(Data records for software interfaces)
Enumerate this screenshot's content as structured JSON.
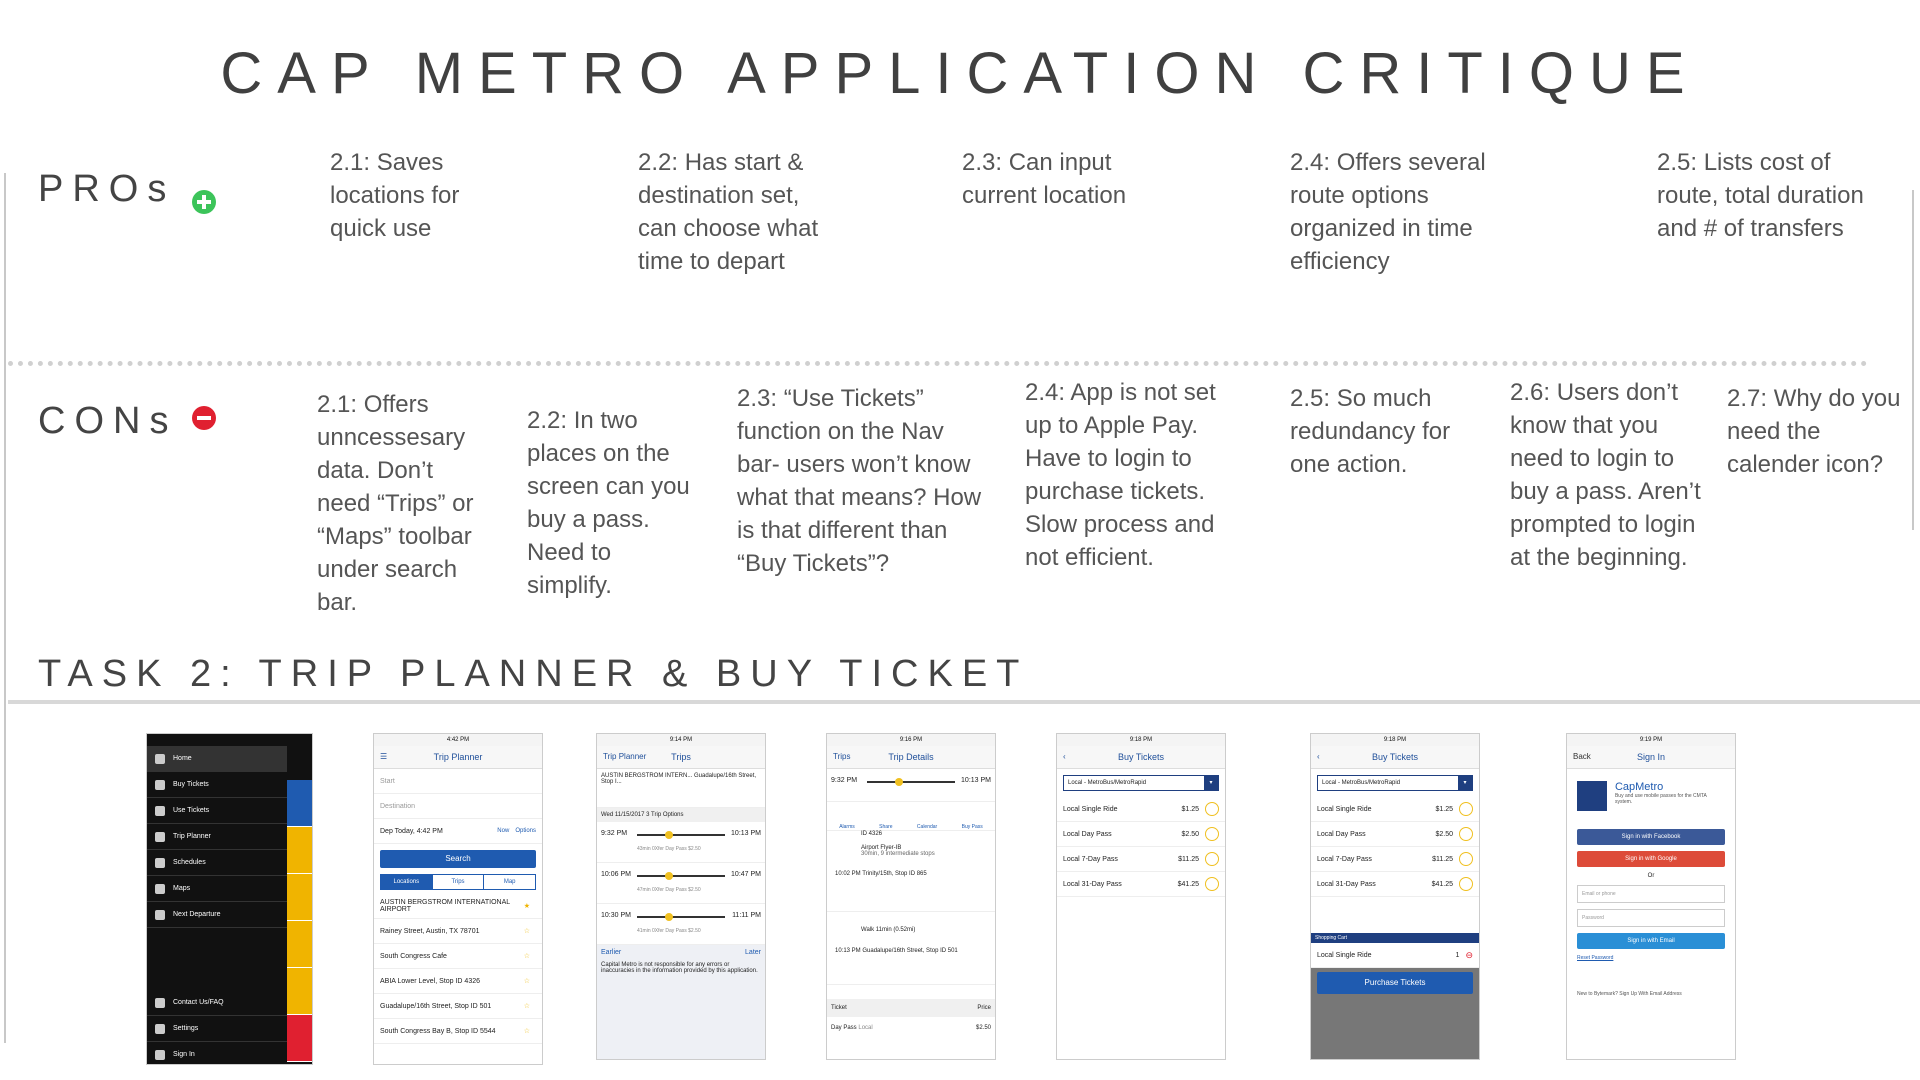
{
  "title": "CAP METRO APPLICATION CRITIQUE",
  "pros": {
    "label": "PROs",
    "items": [
      "2.1: Saves locations for quick use",
      "2.2: Has start & destination set, can choose what time to depart",
      "2.3: Can input current location",
      "2.4: Offers several route options organized in time efficiency",
      "2.5: Lists cost of route, total duration and # of transfers"
    ]
  },
  "cons": {
    "label": "CONs",
    "items": [
      "2.1: Offers unncessesary data. Don’t need “Trips” or “Maps” toolbar under search bar.",
      "2.2: In two places on the screen can you buy a pass. Need to simplify.",
      "2.3: “Use Tickets” function on the Nav bar- users won’t know what that means? How is that different than “Buy Tickets”?",
      "2.4: App is not set up to Apple Pay. Have to login to purchase tickets. Slow process and not efficient.",
      "2.5: So much redundancy for one action.",
      "2.6: Users don’t know that you need to login to buy a pass. Aren’t prompted to login at the beginning.",
      "2.7: Why do you need the calender icon?"
    ]
  },
  "task": "TASK 2: TRIP PLANNER & BUY TICKET",
  "screens": {
    "menu": {
      "items": [
        "Home",
        "Buy Tickets",
        "Use Tickets",
        "Trip Planner",
        "Schedules",
        "Maps",
        "Next Departure",
        "Contact Us/FAQ",
        "Settings",
        "Sign In"
      ],
      "strip_colors": [
        "#1f5bb0",
        "#f0b400",
        "#f0b400",
        "#f0b400",
        "#f0b400",
        "#e02030"
      ]
    },
    "planner": {
      "status": "4:42 PM",
      "title": "Trip Planner",
      "start": "Start",
      "destination": "Destination",
      "depart": "Dep Today, 4:42 PM",
      "now": "Now",
      "options": "Options",
      "search": "Search",
      "tabs": [
        "Locations",
        "Trips",
        "Map"
      ],
      "locations": [
        "AUSTIN BERGSTROM INTERNATIONAL AIRPORT",
        "Rainey Street, Austin, TX 78701",
        "South Congress Cafe",
        "ABIA Lower Level, Stop ID 4326",
        "Guadalupe/16th Street, Stop ID 501",
        "South Congress Bay B, Stop ID 5544"
      ]
    },
    "trips": {
      "status": "9:14 PM",
      "back": "Trip Planner",
      "title": "Trips",
      "route": "AUSTIN BERGSTROM INTERN... Guadalupe/16th Street, Stop I...",
      "date": "Wed 11/15/2017   3 Trip Options",
      "options": [
        {
          "dep": "9:32 PM",
          "arr": "10:13 PM",
          "meta": "43min  0Xfer  Day Pass $2.50"
        },
        {
          "dep": "10:06 PM",
          "arr": "10:47 PM",
          "meta": "47min  0Xfer  Day Pass $2.50"
        },
        {
          "dep": "10:30 PM",
          "arr": "11:11 PM",
          "meta": "41min  0Xfer  Day Pass $2.50"
        }
      ],
      "earlier": "Earlier",
      "later": "Later",
      "disclaimer": "Capital Metro is not responsible for any errors or inaccuracies in the information provided by this application."
    },
    "details": {
      "status": "9:16 PM",
      "back": "Trips",
      "title": "Trip Details",
      "dep": "9:32 PM",
      "arr": "10:13 PM",
      "actions": [
        "Alarms",
        "Share",
        "Calendar",
        "Buy Pass"
      ],
      "stop": "ID 4326",
      "route": "Airport Flyer-IB",
      "route_meta": "30min, 9 intermediate stops",
      "arrive_stop": "10:02 PM  Trinity/15th, Stop ID 865",
      "walk": "Walk 11min (0.52mi)",
      "final": "10:13 PM  Guadalupe/16th Street, Stop ID 501",
      "ticket_header": "Ticket",
      "price_header": "Price",
      "ticket": "Day Pass",
      "ticket_sub": "Local",
      "price": "$2.50"
    },
    "buy1": {
      "status": "9:18 PM",
      "title": "Buy Tickets",
      "select": "Local - MetroBus/MetroRapid",
      "items": [
        {
          "name": "Local Single Ride",
          "price": "$1.25"
        },
        {
          "name": "Local Day Pass",
          "price": "$2.50"
        },
        {
          "name": "Local 7-Day Pass",
          "price": "$11.25"
        },
        {
          "name": "Local 31-Day Pass",
          "price": "$41.25"
        }
      ]
    },
    "buy2": {
      "status": "9:18 PM",
      "title": "Buy Tickets",
      "select": "Local - MetroBus/MetroRapid",
      "items": [
        {
          "name": "Local Single Ride",
          "price": "$1.25"
        },
        {
          "name": "Local Day Pass",
          "price": "$2.50"
        },
        {
          "name": "Local 7-Day Pass",
          "price": "$11.25"
        },
        {
          "name": "Local 31-Day Pass",
          "price": "$41.25"
        }
      ],
      "cart_label": "Shopping Cart",
      "cart_item": "Local Single Ride",
      "cart_qty": "1",
      "purchase": "Purchase Tickets"
    },
    "signin": {
      "status": "9:19 PM",
      "back": "Back",
      "title": "Sign In",
      "brand": "CapMetro",
      "brand_desc": "Buy and use mobile passes for the CMTA system.",
      "facebook": "Sign in with Facebook",
      "google": "Sign in with Google",
      "or": "Or",
      "email_ph": "Email or phone",
      "password_ph": "Password",
      "email_btn": "Sign in with Email",
      "reset": "Reset Password",
      "new": "New to Bytemark? Sign Up With Email Address"
    }
  }
}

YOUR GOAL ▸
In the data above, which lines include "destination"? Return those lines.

EXPECTED ANSWER ▸
      "2.2: Has start & destination set, can choose what time to depart",
      "destination": "Destination",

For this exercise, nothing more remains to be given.